Uganda has a dearth of trash cans. I say this, because, as a foreigner traveling through the country, I was strongly encouraged to to avoid drinking tap water. Instead, our option for water was either boiled or bottled. I remember chugging one of my first bottles of water, after a long, hot day in the sun, and then looking around for a place to put it. Nothing. Nada. Zero. In fact Kampala, the capital city, has one lone trash can in the middle of downtown, usually empty, with bits of trash swirling around it. Having relatively been introduced to plastics and non-biodegradable packaging, Uganda has neither the infrastructure nor the cultural norms yet for adequate trash disposal. And so I would often find myself lugging around a bunch of empty bottles in my bag, along with other random bits of trash, looking for a trash heap on which to throw them. Near the end of my time in Uganda, I am embarrassed to admit that I would sometimes do as the locals did: simply toss the bottle or bit of trash to the side of the road. There was just no where else to put it.
One day, as I stood poised with empty water bottle in hand, pondering what to do with it, a young man approached me, and excitedly asked for it. Surprised, I gave it to him, and he left with a big grin on his face. Later, a Ugandan friend informed me that empty water bottles are very valuable to some Ugandans, who reuse or sell them as multipurpose containers: They use them to put homemade juice to sell, to store paraffin, or a multitude of other things which they either sell or keep for themselves. Later, as our group of volunteers prepared to return to the United States, we invited the locals to our apartment, where we pulled out 3 months worth of small and large empty water bottles. You should have seen the look on their faces! To them, these bottles were more than bottles–they represented a treasure trove of possibility.
Some of the other “trash to treasure” I noticed in Uganda: Old tires are fashioned into soles of shoes; fabric scraps on the floor of a tailor are used to stuff pillow and cushions, trash bags are used to make homemade soccer balls, and (this is the most well-known to Americans) old posters and magazines are cut and rolled into beautiful beads.
Necessity is the mother of invention, and can certainly produce unexpected beauty and creativity. In Uganda, I saw countless examples of one man’s “trash” becoming another’s “treasure” (or business opportunity). This was more than just a fun hobby, it was (and is) about survival. Ingenious Ugandans saw financial value in things that others would merely toss to the side of the road.
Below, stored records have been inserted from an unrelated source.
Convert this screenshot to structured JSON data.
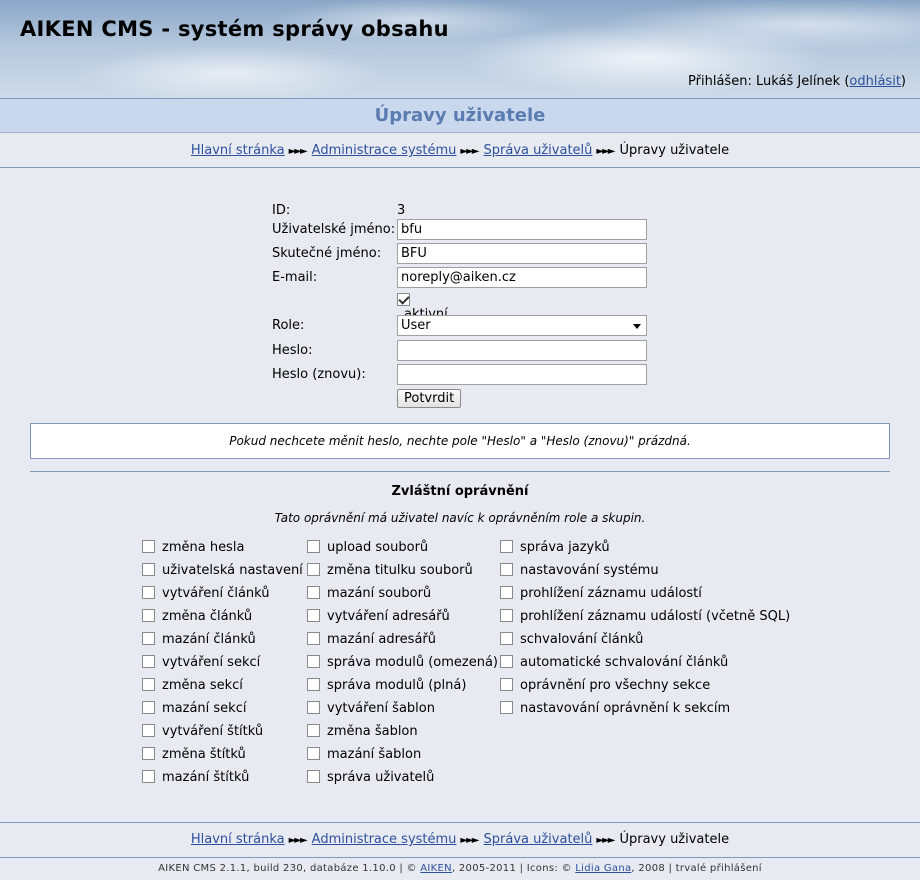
{
  "header": {
    "app_title": "AIKEN CMS - systém správy obsahu",
    "login_prefix": "Přihlášen: Lukáš Jelínek (",
    "logout_link": "odhlásit",
    "login_suffix": ")"
  },
  "page_title": "Úpravy uživatele",
  "breadcrumb": {
    "home": "Hlavní stránka",
    "admin": "Administrace systému",
    "users": "Správa uživatelů",
    "current": "Úpravy uživatele",
    "separator": "►►►"
  },
  "form": {
    "id_label": "ID:",
    "id_value": "3",
    "username_label": "Uživatelské jméno:",
    "username_value": "bfu",
    "realname_label": "Skutečné jméno:",
    "realname_value": "BFU",
    "email_label": "E-mail:",
    "email_value": "noreply@aiken.cz",
    "active_label": "aktivní",
    "active_checked": true,
    "role_label": "Role:",
    "role_value": "User",
    "password_label": "Heslo:",
    "password_value": "",
    "password2_label": "Heslo (znovu):",
    "password2_value": "",
    "submit_label": "Potvrdit"
  },
  "note": "Pokud nechcete měnit heslo, nechte pole \"Heslo\" a \"Heslo (znovu)\" prázdná.",
  "permissions": {
    "title": "Zvláštní oprávnění",
    "subtitle": "Tato oprávnění má uživatel navíc k oprávněním role a skupin.",
    "col1": [
      "změna hesla",
      "uživatelská nastavení",
      "vytváření článků",
      "změna článků",
      "mazání článků",
      "vytváření sekcí",
      "změna sekcí",
      "mazání sekcí",
      "vytváření štítků",
      "změna štítků",
      "mazání štítků"
    ],
    "col2": [
      "upload souborů",
      "změna titulku souborů",
      "mazání souborů",
      "vytváření adresářů",
      "mazání adresářů",
      "správa modulů (omezená)",
      "správa modulů (plná)",
      "vytváření šablon",
      "změna šablon",
      "mazání šablon",
      "správa uživatelů"
    ],
    "col3": [
      "správa jazyků",
      "nastavování systému",
      "prohlížení záznamu událostí",
      "prohlížení záznamu událostí (včetně SQL)",
      "schvalování článků",
      "automatické schvalování článků",
      "oprávnění pro všechny sekce",
      "nastavování oprávnění k sekcím"
    ]
  },
  "footer": {
    "version": "AIKEN CMS 2.1.1, build 230, databáze 1.10.0 | © ",
    "aiken_link": "AIKEN",
    "years": ", 2005-2011 | Icons: © ",
    "icons_link": "Lidia Gana",
    "icons_year": ", 2008 | trvalé přihlášení"
  }
}
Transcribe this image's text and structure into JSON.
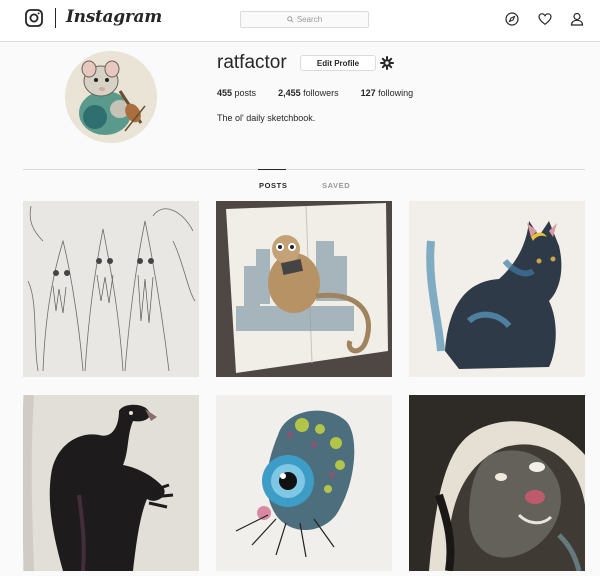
{
  "topbar": {
    "brand": "Instagram",
    "search_placeholder": "Search",
    "icons": [
      "instagram-logo-icon",
      "search-icon",
      "explore-compass-icon",
      "heart-icon",
      "profile-icon"
    ]
  },
  "profile": {
    "username": "ratfactor",
    "edit_label": "Edit Profile",
    "posts_count": "455",
    "posts_label": "posts",
    "followers_count": "2,455",
    "followers_label": "followers",
    "following_count": "127",
    "following_label": "following",
    "bio": "The ol' daily sketchbook."
  },
  "tabs": [
    {
      "label": "POSTS",
      "active": true
    },
    {
      "label": "SAVED",
      "active": false
    }
  ],
  "posts": [
    {
      "subject": "pencil sketch of three hooded creatures"
    },
    {
      "subject": "watercolor lemur on a sketchbook page"
    },
    {
      "subject": "watercolor black cat with crescent moon"
    },
    {
      "subject": "ink vulture creature"
    },
    {
      "subject": "watercolor bug-eyed creature"
    },
    {
      "subject": "dark watercolor creature face"
    }
  ]
}
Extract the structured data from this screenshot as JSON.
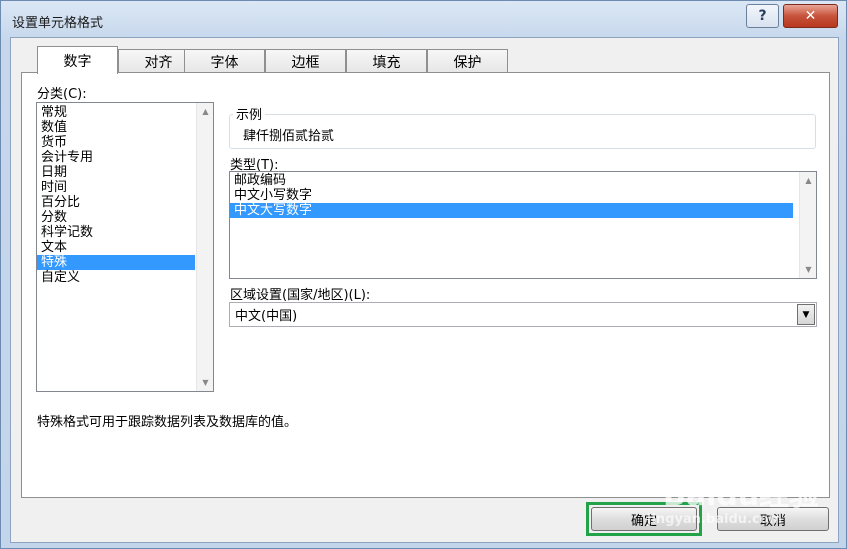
{
  "window": {
    "title": "设置单元格格式",
    "help_label": "?",
    "close_label": "✕"
  },
  "tabs": [
    {
      "label": "数字",
      "active": true
    },
    {
      "label": "对齐"
    },
    {
      "label": "字体"
    },
    {
      "label": "边框"
    },
    {
      "label": "填充"
    },
    {
      "label": "保护"
    }
  ],
  "category": {
    "label": "分类(C):",
    "items": [
      "常规",
      "数值",
      "货币",
      "会计专用",
      "日期",
      "时间",
      "百分比",
      "分数",
      "科学记数",
      "文本",
      "特殊",
      "自定义"
    ],
    "selected": "特殊"
  },
  "sample": {
    "label": "示例",
    "value": "肆仟捌佰贰拾贰"
  },
  "type": {
    "label": "类型(T):",
    "items": [
      "邮政编码",
      "中文小写数字",
      "中文大写数字"
    ],
    "selected": "中文大写数字"
  },
  "locale": {
    "label": "区域设置(国家/地区)(L):",
    "value": "中文(中国)"
  },
  "description": "特殊格式可用于跟踪数据列表及数据库的值。",
  "buttons": {
    "ok": "确定",
    "cancel": "取消"
  },
  "watermark": {
    "brand": "Baidu",
    "brand_suffix": "经验",
    "url": "jingyan.baidu.com"
  },
  "colors": {
    "selection": "#3399ff",
    "highlight_border": "#22a34a"
  }
}
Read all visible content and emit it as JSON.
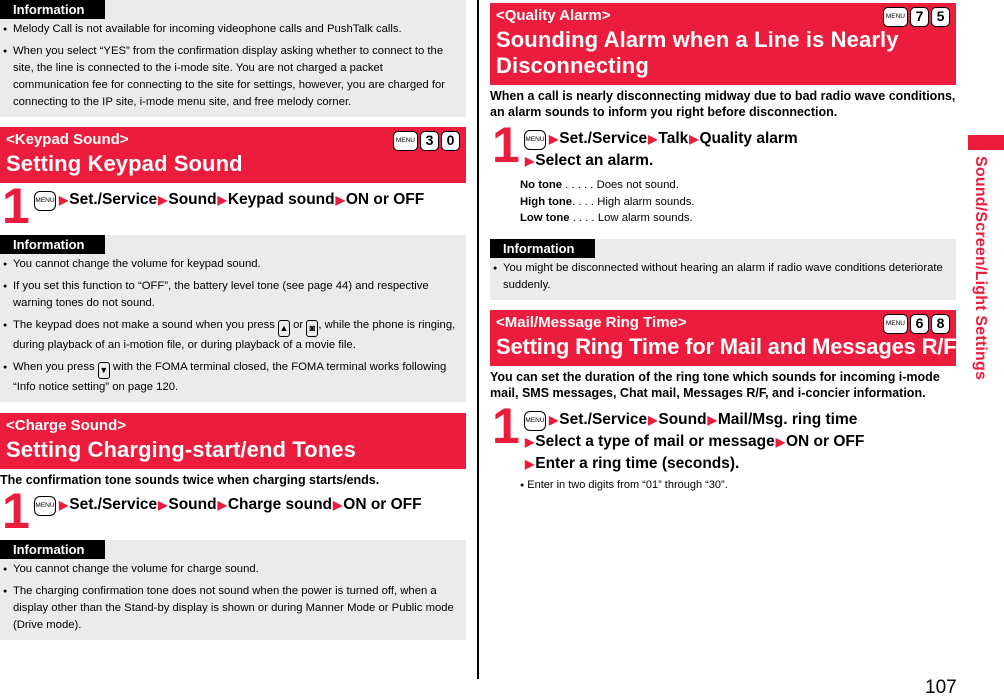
{
  "page_number": "107",
  "side_tab_label": "Sound/Screen/Light Settings",
  "accent_color": "#ec1c3c",
  "info_label": "Information",
  "menu_key_label": "MENU",
  "arrow": "▶",
  "left": {
    "info_top": [
      "Melody Call is not available for incoming videophone calls and PushTalk calls.",
      "When you select “YES” from the confirmation display asking whether to connect to the site, the line is connected to the i-mode site. You are not charged a packet communication fee for connecting to the site for settings, however, you are charged for connecting to the IP site, i-mode menu site, and free melody corner."
    ],
    "keypad": {
      "subtitle": "<Keypad Sound>",
      "title": "Setting Keypad Sound",
      "keys": [
        "3",
        "0"
      ],
      "step_number": "1",
      "path": [
        "Set./Service",
        "Sound",
        "Keypad sound",
        "ON or OFF"
      ],
      "info": [
        "You cannot change the volume for keypad sound.",
        "If you set this function to “OFF”, the battery level tone (see page 44) and respective warning tones do not sound.",
        {
          "pre": "The keypad does not make a sound when you press ",
          "key1": "▲",
          "mid": " or ",
          "key2": "◙",
          "post": ", while the phone is ringing, during playback of an i-motion file, or during playback of a movie file."
        },
        {
          "pre": "When you press ",
          "key1": "▼",
          "post": " with the FOMA terminal closed, the FOMA terminal works following “Info notice setting” on page 120."
        }
      ]
    },
    "charge": {
      "subtitle": "<Charge Sound>",
      "title": "Setting Charging-start/end Tones",
      "lead": "The confirmation tone sounds twice when charging starts/ends.",
      "step_number": "1",
      "path": [
        "Set./Service",
        "Sound",
        "Charge sound",
        "ON or OFF"
      ],
      "info": [
        "You cannot change the volume for charge sound.",
        "The charging confirmation tone does not sound when the power is turned off, when a display other than the Stand-by display is shown or during Manner Mode or Public mode (Drive mode)."
      ]
    }
  },
  "right": {
    "quality": {
      "subtitle": "<Quality Alarm>",
      "title": "Sounding Alarm when a Line is Nearly Disconnecting",
      "keys": [
        "7",
        "5"
      ],
      "lead": "When a call is nearly disconnecting midway due to bad radio wave conditions, an alarm sounds to inform you right before disconnection.",
      "step_number": "1",
      "path_line1": [
        "Set./Service",
        "Talk",
        "Quality alarm"
      ],
      "path_line2": "Select an alarm.",
      "options": [
        {
          "name": "No tone",
          "dots": " . . . . . ",
          "desc": "Does not sound."
        },
        {
          "name": "High tone",
          "dots": ". . . . ",
          "desc": "High alarm sounds."
        },
        {
          "name": "Low tone",
          "dots": " . . . . ",
          "desc": "Low alarm sounds."
        }
      ],
      "info": [
        "You might be disconnected without hearing an alarm if radio wave conditions deteriorate suddenly."
      ]
    },
    "mail": {
      "subtitle": "<Mail/Message Ring Time>",
      "title": "Setting Ring Time for Mail and Messages R/F",
      "keys": [
        "6",
        "8"
      ],
      "lead": "You can set the duration of the ring tone which sounds for incoming i-mode mail, SMS messages, Chat mail, Messages R/F, and i-concier information.",
      "step_number": "1",
      "path_line1": [
        "Set./Service",
        "Sound",
        "Mail/Msg. ring time"
      ],
      "path_line2": [
        "Select a type of mail or message",
        "ON or OFF"
      ],
      "path_line3": "Enter a ring time (seconds).",
      "note": "Enter in two digits from “01” through “30”."
    }
  }
}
But is necessity and the survival instinct the only factor in considering value? Are possible financial opportunities the only gain? What other reasons do people find value and worth in things that others might throw or give away? A creative drive; a dislike of following “the norm”; the pleasure of making something from “nothing”, or possessing a certain aesthetic for the unique, the peculiar, and the re-purposed. All of these could be factors, or maybe a combination of many. Do you have to be an “artist” to appreciate “trash”, and does it go both ways: do those who see beauty in “trash”, distain the cultural ideas of “treasure”?
Salem, Massachusetts is a long way from Uganda, and yet the recycled, up-cycled, and repurposed movement is alive and well here. A few months ago, Beth wrote about an artist Thomas Mackey who makes art out of recycled tools and machine parts. One of my first posts was about the non-profit organization in Lynn, Extras for Creative Learning, a bulk supply for art teachers, artists, and crafters. They accept donations from stores, factories and others who need a place to dump all their leftover scraps.
Thrift stores and consignment shops are booming. Trends are constantly changing and evolving. What will become the new “trash” and the new “treasure”?
This month we will focus on this growing trend (or is it just a re-emerging of a natural tendency) towards reuse and re-purpose. We will explore our own values of “trash” and “treasure”, and consider how cultural and societal changes can affect the value and worth of popular opinion and norms (remember, at one time even mullets were considered attractive).
What about you? Are there some things you value that most others don’t? What makes something your “trash” and another thing your “treasure”?
Hope you will enjoy this month with us!